Data entries:
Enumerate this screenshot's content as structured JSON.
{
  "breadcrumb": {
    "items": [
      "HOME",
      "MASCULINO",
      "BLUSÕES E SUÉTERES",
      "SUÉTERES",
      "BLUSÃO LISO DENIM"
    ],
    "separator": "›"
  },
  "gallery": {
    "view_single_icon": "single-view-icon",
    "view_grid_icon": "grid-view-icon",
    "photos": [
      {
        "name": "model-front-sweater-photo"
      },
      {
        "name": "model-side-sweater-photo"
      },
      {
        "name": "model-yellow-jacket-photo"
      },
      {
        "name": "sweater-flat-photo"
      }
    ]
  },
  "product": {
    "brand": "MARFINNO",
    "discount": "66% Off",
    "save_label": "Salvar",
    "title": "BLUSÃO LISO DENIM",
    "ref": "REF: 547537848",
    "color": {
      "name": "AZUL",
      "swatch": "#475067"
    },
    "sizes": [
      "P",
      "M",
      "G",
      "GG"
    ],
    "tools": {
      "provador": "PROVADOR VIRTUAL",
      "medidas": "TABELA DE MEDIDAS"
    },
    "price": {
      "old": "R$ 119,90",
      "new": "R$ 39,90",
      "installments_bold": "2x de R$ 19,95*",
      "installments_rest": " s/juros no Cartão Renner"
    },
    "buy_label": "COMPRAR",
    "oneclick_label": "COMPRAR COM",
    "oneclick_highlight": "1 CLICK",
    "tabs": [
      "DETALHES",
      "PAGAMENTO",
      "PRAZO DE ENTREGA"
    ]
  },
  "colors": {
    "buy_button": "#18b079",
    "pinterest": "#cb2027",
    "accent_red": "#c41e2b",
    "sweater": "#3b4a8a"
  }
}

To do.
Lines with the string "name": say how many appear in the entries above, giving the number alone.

Completed task.
5